These are the airline service workers who do the jobs from the curb to the cabin -- wheelchair attendants, skycaps, janitors and the like. They made their voices heard Thursday afternoon at LAX. They're accusing the companies they work for of civil rights abuses.
"Our main concern is quality," said wheelchair attendant Diamond Gomez. "We assist our passengers for LAX that are disabled. We're not properly trained -- if there's an emergency, we don't know what to do. We need proper benefits for our families; we only have it for ourselves. And we need to be able to pay for our rent and living expenses as well as everything else."
Contract negotiations between the Service Employees International Union and nine contractors that serve major airlines at LAX have broken down. Workers say they want higher wages, more affordable health care, and better training.
"We have some workers that help disabled people, and [they] feel frustrated because they have no training on how to deal with different physical challenges. And also, people that check the planes for dangerous items. So proper training, the proper equipment to do their jobs, as well as quality jobs that pay a decent wage," said SEIU Spokesman Mike Chavez.
"They don't want to give us anything, the companies and the airlines," said janitor Maria Mendoza. "We have to pay rent. Everything is going up and our salaries are still the same."
Despite months of negotiations and the presence of a federal mediator at this week's talks, the two sides were unable to come up with an agreement.
Passengers are already starting to feel the pinch.
"Yeah, take them seriously, they obviously feel very passionately about it," said. "Good for them.

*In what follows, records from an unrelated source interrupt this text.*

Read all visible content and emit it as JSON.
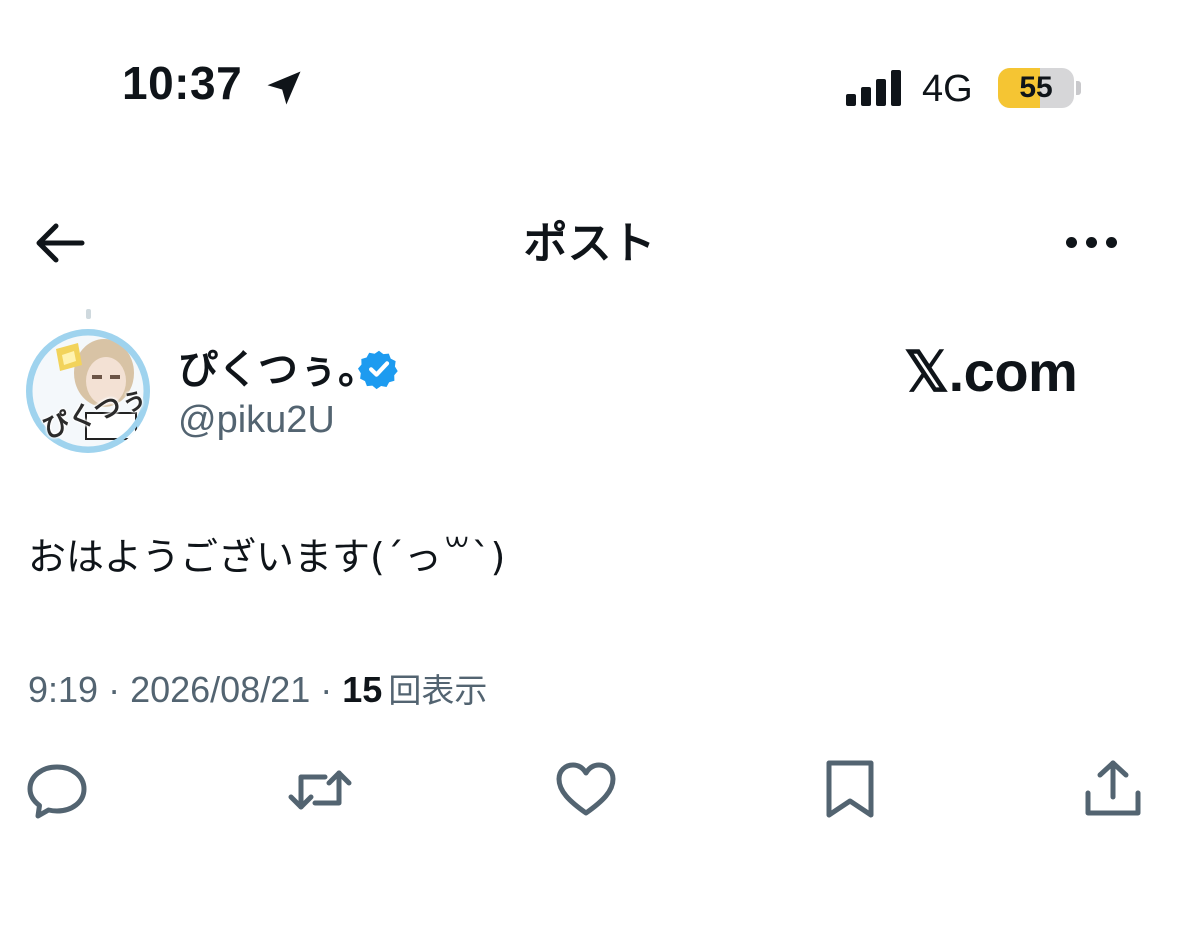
{
  "status_bar": {
    "time": "10:37",
    "network": "4G",
    "battery": "55",
    "battery_level": 0.55,
    "signal_bars": 4,
    "icons": [
      "location-arrow-icon",
      "signal-icon",
      "battery-icon"
    ]
  },
  "nav": {
    "title": "ポスト",
    "back_icon": "arrow-left-icon",
    "more_icon": "more-horizontal-icon"
  },
  "author": {
    "display_name": "ぴくつぅ。",
    "handle": "@piku2U",
    "verified": true,
    "avatar_text": "ぴくつぅ"
  },
  "watermark": "𝕏.com",
  "tweet": {
    "text": "おはようございます(ˊっ꒳ˋ)"
  },
  "meta": {
    "time": "9:19",
    "separator": " · ",
    "date": "2026/08/21",
    "views_count": "15",
    "views_label": "回表示"
  },
  "actions": [
    {
      "icon": "reply-icon"
    },
    {
      "icon": "repost-icon"
    },
    {
      "icon": "like-icon"
    },
    {
      "icon": "bookmark-icon"
    },
    {
      "icon": "share-icon"
    }
  ],
  "colors": {
    "text": "#0f1419",
    "secondary": "#536471",
    "verified": "#1d9bf0",
    "battery": "#f5c533"
  }
}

Don't know if it will make any difference."
If the union decides to widen the strike, it could affect not only LAX, but also Oakland, San Jose, and San Francisco.

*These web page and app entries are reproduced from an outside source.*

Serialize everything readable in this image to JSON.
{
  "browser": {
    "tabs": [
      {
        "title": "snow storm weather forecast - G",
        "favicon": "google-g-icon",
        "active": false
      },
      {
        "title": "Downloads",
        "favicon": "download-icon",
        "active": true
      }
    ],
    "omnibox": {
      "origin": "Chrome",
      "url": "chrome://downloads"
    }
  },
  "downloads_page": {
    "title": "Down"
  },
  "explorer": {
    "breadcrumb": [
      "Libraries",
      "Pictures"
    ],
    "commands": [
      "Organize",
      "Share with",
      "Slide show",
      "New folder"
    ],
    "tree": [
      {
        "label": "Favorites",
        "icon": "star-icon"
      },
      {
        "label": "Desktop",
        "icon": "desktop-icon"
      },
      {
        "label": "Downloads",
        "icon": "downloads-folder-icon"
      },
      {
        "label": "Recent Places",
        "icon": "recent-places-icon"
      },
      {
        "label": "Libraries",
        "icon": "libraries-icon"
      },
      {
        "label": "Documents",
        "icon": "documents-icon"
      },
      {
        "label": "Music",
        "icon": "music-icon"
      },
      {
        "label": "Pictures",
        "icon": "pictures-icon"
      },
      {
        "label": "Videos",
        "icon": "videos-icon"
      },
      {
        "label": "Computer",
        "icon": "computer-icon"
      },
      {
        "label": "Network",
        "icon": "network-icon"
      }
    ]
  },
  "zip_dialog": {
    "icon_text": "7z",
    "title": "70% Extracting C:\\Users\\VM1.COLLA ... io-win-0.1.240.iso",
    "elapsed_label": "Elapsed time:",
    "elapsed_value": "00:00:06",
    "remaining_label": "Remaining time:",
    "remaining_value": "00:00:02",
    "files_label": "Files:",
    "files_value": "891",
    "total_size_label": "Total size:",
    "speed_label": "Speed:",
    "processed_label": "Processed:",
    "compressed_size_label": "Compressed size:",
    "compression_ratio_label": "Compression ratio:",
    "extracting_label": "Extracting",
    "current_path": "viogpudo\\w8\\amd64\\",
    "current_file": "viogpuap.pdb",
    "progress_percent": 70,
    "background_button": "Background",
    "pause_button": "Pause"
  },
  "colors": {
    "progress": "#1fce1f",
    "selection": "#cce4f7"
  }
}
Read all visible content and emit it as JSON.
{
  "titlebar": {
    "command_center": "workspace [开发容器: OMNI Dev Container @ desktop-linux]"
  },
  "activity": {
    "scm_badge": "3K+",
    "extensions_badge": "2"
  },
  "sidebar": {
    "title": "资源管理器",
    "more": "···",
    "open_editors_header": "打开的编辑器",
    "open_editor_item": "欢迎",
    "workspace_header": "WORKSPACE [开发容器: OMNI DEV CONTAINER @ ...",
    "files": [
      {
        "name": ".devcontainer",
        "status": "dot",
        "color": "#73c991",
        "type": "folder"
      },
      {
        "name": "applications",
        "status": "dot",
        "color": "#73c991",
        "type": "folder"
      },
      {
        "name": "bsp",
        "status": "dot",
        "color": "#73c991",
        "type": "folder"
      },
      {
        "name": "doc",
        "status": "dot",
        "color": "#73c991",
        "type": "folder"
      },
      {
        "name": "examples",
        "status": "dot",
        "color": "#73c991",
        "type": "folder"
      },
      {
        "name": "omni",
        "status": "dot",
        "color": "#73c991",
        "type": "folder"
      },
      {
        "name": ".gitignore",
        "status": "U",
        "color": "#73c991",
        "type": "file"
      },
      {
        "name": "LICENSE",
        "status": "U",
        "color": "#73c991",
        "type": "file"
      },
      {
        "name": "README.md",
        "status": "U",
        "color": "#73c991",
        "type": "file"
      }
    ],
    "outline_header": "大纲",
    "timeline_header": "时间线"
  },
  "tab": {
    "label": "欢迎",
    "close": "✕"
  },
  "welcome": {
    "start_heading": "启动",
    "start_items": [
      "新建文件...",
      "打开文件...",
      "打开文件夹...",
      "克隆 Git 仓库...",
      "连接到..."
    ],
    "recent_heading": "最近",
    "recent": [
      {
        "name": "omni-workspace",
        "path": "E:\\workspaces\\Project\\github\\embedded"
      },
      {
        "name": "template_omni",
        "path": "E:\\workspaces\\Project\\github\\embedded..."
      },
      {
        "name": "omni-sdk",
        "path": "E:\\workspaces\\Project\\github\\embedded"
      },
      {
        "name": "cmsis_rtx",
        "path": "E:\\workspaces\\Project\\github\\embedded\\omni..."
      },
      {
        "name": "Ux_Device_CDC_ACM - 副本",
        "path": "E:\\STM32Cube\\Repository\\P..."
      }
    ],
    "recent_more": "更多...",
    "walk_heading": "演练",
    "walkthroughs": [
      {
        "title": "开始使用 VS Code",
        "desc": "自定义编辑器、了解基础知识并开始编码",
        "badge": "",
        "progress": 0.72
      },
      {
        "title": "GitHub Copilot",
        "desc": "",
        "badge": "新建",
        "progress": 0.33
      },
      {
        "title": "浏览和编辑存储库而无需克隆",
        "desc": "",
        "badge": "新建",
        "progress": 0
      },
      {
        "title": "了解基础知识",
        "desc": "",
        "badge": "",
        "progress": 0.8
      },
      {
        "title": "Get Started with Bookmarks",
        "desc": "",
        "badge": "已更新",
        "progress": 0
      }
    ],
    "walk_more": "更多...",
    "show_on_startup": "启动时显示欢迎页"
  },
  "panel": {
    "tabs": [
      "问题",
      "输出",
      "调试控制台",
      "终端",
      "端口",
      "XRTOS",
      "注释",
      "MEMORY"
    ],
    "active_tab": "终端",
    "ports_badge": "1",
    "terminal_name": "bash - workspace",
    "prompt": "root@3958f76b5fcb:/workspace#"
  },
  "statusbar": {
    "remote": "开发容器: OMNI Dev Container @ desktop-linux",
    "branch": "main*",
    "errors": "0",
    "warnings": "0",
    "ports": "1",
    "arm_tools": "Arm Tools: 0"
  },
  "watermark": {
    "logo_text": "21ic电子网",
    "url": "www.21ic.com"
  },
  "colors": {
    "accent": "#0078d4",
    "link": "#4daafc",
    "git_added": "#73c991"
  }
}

Eyewitness News tried to contact several of the subcontracting companies that employ these workers, but received no comment from any of the companies Thursday.
Eyewitness News Reporter Wendy Burch contributed to this report.